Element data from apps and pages
>>

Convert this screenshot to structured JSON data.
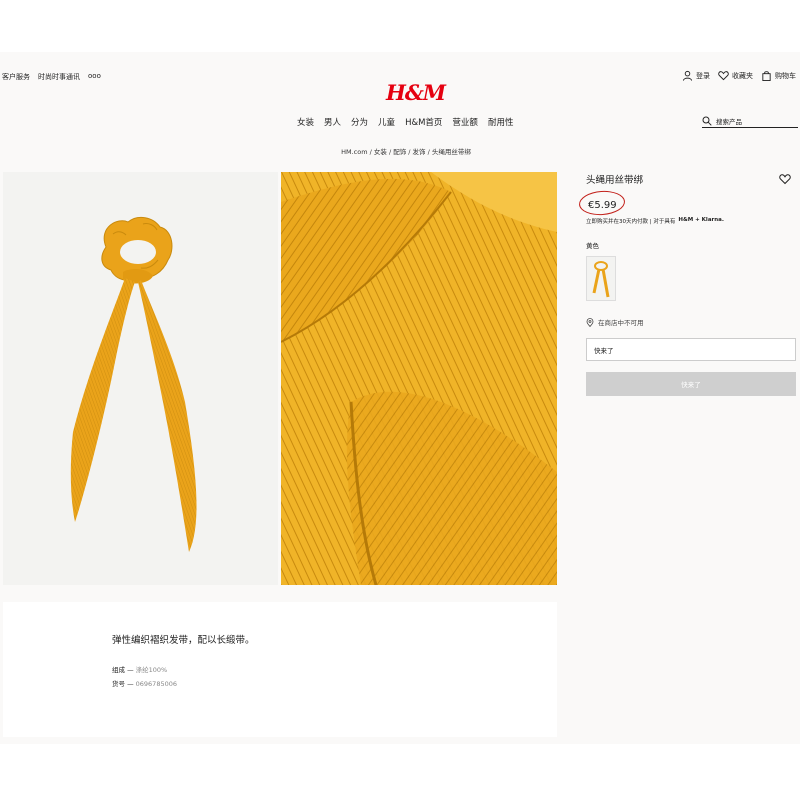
{
  "header": {
    "util_links": [
      "客户服务",
      "时尚时事通讯",
      "ooo"
    ],
    "logo": "H&M",
    "account": {
      "login": "登录",
      "favorites": "收藏夹",
      "cart": "购物车"
    },
    "nav": [
      "女装",
      "男人",
      "分为",
      "儿童",
      "H&M首页",
      "营业额",
      "耐用性"
    ],
    "search_placeholder": "搜索产品"
  },
  "breadcrumb": "HM.com / 女装 / 配饰 / 发饰 / 头绳用丝带绑",
  "product": {
    "title": "头绳用丝带绑",
    "price": "€5.99",
    "klarna_text": "立即购买并在30天内付款 | 对于具有",
    "klarna_brand": "H&M + Klarna.",
    "color_label": "黄色",
    "store_text": "在商店中不可用",
    "size_value": "快来了",
    "add_button": "快来了"
  },
  "description": {
    "main": "弹性编织褶织发带，配以长缎带。",
    "specs": [
      {
        "label": "组成",
        "value": "涤纶100%"
      },
      {
        "label": "货号",
        "value": "0696785006"
      }
    ]
  },
  "colors": {
    "brand_red": "#e50010",
    "product_yellow": "#e9a619",
    "circle_red": "#c2201a"
  }
}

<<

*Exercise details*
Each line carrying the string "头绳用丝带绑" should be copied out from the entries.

*Result of the task*
  "breadcrumb": "HM.com / 女装 / 配饰 / 发饰 / 头绳用丝带绑",
    "title": "头绳用丝带绑",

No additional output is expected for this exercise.